Not all sites are as fortunate. Dr. Lynch described instances where mercury had migrated from the flooring material fully through the concrete subfloor. The entire slab had to be removed and the area remediated.

mercuryRemoved floor prepared for reconstruction

The two-day event also included presentations from school district representatives, the NJ Department of Health, and a representative from Healthy Schools Now. Throughout the program were open discussion and question sessions regarding potential hazards, remediation, risk assessment, risk communication, and State and Federal standards and requirements.

“The seminar presented what is becoming an increasingly important, yet challenging, issue for New Jersey schools,” says Peter. “In addition to the questions about the process itself, many districts are concerned about how they will fund the work. Typically it wouldn’t be covered by insurance, and in most cases the manufacturer or contractor is no longer available. It’s important for school boards to get a proper assessment of the condition of their flooring in and budgeting as needed to rectify any problems that are found.”

For more information on the process of testing for and remediation of hazardous materials in flooring and wall materials, contact Tom Peter at Insurance Restoration Specialists, Inc.

About Insurance Restoration Specialists, Inc.

Insurance Restoration Specialists, Inc. (IRS) is a premier provider of disaster recovery mitigation, environmental remediation, biohazard emergency response and HVAC inspection and cleaning in the New Jersey-Philadelphia-New York City area. IRS is certified by NADCA and have Certified Air Systems Cleaning Technicians and a Certified Ventilation System Inspector on staff.

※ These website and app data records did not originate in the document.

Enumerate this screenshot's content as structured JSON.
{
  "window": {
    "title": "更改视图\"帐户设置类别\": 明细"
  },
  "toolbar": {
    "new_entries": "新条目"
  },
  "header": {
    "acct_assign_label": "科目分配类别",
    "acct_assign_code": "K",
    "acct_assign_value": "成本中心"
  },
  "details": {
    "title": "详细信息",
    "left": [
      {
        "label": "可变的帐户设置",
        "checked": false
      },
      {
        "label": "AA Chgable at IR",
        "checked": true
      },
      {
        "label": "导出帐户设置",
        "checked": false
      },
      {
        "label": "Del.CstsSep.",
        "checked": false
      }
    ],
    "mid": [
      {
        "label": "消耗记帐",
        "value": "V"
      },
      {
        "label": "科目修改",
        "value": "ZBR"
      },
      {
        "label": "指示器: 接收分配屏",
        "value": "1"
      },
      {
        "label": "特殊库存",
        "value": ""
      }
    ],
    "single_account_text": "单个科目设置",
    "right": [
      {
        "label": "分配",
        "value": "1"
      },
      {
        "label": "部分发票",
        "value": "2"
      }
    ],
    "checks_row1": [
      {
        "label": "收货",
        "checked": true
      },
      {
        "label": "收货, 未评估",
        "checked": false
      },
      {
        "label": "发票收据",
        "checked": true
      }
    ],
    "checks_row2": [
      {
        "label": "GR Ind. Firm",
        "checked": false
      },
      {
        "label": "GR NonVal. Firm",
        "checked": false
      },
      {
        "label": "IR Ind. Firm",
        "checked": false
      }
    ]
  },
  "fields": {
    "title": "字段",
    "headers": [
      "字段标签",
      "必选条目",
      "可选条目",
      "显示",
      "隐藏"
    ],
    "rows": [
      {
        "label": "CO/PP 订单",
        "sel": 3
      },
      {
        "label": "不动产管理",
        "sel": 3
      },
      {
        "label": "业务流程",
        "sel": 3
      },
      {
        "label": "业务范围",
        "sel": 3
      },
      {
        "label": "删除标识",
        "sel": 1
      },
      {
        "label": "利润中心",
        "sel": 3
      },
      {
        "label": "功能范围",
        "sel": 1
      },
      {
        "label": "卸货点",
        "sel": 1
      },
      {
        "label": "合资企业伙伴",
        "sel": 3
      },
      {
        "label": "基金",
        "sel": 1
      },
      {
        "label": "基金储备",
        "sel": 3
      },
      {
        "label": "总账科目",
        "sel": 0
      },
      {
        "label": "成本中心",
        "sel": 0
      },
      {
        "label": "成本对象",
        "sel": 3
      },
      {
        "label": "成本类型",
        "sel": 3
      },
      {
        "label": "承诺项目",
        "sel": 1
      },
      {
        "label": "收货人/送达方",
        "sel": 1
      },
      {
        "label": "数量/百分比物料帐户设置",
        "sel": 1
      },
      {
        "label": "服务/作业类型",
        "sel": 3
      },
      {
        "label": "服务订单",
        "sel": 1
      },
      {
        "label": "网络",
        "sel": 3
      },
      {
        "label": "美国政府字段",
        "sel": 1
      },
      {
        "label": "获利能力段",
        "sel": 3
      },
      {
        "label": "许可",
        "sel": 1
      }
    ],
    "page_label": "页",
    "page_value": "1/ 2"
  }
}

IRS has been selected to provide disaster recovery services to members of the Educational Services Commission of NJ (ESCNJ), the largest co-op in the state service school districts, colleges, universities, housing authorities, and other county and state agencies throughout New Jersey.